Germany’s healthcare real estate market saw investment transactions worth a total of approximately €1 billion take place in the first half of this year according to Cushman & Wakefield.
The figure was down on the same period last year when assets worth €1.14 billion changed hands, but it was still the second strongest first half in the past ten years, C&W points out.
The second quarter figure, around €430 million, was slightly above the equivalent figure in the previous year. Most of the transaction volume was accounted for by nursing care properties, where deals totalled €357 million.
C&W said that yields are stable and the prime yield for nursing homes was 3.9%, the same as in the first quarter. Yields for assisted living property are between 3% and 3.5% while the prime yield for medical centres and medical care centres is in the range 3.5% to 4%. Yields on clinics and hospitals are about 50 basis points higher.
“Demand for care properties remains high, both among investors already active in the German market and among potential entrants to the market,” said C&W head of healthcare advisory and residential advisory Jan-Bastian Knod.
“The financing environment has changed significantly over recent months. Nevertheless, prime yields remain static for the time being, reaffirming the crisis resilience of healthcare real estate, already proven during the Covid-19 pandemic.”
About 78% of the transaction volume (€338 million)was accounted for by individual deals although among portfolio transactions, Primonial’s purchase of the seven-asset Futura III portfolio made a significant contribution and C&W said it expects further major portfolio transactions to be completed by the end of the year.
Over 30% of deal volume is accounted for by forward purchases owing the shortage of existing assets in the care sector.
“Higher construction costs, rising interest rates, geopolitical crises and growing inflation rates are causing great uncertainty,” Knod added.
He said that in recent years operators in Europe have become increasingly professionalised and consolidated.
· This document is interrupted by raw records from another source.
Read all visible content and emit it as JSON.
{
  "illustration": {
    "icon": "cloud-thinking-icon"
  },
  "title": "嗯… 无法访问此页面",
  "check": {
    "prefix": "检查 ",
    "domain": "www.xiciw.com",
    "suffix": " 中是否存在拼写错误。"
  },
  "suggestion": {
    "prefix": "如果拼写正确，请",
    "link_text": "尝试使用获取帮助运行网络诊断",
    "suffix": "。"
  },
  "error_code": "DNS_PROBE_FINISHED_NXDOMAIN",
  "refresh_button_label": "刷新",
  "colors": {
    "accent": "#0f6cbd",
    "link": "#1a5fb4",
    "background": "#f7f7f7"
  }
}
Operational platforms have become larger, however, Knod points out that many investors prefer a mix of large, creditworthy operators and small to medium-sized regional companies with expertise in specific markets.
Author: Paul Strohm
Source: Real Asset Insight